Data listing
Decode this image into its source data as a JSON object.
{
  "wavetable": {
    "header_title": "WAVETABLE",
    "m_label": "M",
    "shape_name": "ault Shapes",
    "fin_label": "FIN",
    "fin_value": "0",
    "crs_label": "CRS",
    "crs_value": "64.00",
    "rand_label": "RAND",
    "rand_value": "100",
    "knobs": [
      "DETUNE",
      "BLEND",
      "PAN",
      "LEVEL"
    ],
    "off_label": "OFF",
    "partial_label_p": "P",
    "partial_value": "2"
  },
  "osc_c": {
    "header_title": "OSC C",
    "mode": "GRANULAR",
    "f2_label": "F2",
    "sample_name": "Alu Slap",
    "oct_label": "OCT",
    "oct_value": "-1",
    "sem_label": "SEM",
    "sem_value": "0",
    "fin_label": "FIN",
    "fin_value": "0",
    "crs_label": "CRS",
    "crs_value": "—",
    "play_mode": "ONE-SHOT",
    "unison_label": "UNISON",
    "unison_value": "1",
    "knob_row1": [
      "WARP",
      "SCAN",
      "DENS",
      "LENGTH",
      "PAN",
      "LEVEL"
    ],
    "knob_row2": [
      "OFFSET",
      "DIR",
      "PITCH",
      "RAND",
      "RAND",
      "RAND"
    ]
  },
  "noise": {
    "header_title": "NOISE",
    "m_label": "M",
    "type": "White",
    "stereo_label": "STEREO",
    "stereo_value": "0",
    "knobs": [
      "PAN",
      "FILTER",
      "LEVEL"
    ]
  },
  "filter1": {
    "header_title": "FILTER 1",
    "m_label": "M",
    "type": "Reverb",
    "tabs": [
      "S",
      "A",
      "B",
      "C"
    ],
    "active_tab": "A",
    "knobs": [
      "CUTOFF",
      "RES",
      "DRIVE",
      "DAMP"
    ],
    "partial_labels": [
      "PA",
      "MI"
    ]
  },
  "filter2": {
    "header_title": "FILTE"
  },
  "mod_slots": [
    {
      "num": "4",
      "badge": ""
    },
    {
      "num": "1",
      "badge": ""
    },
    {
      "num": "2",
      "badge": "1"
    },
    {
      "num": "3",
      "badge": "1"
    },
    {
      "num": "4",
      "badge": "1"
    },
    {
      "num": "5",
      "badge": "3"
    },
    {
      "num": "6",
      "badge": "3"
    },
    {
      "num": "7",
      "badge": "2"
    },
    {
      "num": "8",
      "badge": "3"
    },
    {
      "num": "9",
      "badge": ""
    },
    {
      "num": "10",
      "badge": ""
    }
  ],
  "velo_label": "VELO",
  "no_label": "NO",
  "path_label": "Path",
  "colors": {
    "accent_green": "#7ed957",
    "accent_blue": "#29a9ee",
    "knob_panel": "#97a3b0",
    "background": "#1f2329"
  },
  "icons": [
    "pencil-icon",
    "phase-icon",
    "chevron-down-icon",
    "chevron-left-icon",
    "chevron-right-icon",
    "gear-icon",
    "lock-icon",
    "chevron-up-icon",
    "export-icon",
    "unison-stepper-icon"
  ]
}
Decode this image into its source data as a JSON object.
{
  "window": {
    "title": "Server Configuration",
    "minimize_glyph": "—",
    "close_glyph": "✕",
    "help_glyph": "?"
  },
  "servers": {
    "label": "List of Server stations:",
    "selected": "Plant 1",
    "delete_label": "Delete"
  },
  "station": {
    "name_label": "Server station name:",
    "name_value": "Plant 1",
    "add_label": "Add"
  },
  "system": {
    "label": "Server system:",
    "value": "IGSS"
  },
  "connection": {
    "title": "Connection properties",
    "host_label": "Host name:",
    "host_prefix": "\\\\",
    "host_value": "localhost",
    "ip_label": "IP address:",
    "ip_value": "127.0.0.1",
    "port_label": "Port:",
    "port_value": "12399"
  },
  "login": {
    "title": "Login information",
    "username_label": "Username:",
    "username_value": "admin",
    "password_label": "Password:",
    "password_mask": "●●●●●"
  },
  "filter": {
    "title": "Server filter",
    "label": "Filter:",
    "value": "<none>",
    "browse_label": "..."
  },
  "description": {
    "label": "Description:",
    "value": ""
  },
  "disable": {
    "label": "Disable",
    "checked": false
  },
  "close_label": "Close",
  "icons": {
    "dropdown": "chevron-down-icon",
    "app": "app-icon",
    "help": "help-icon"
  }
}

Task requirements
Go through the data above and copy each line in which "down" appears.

Solved problem
    "chevron-down-icon",
    "dropdown": "chevron-down-icon",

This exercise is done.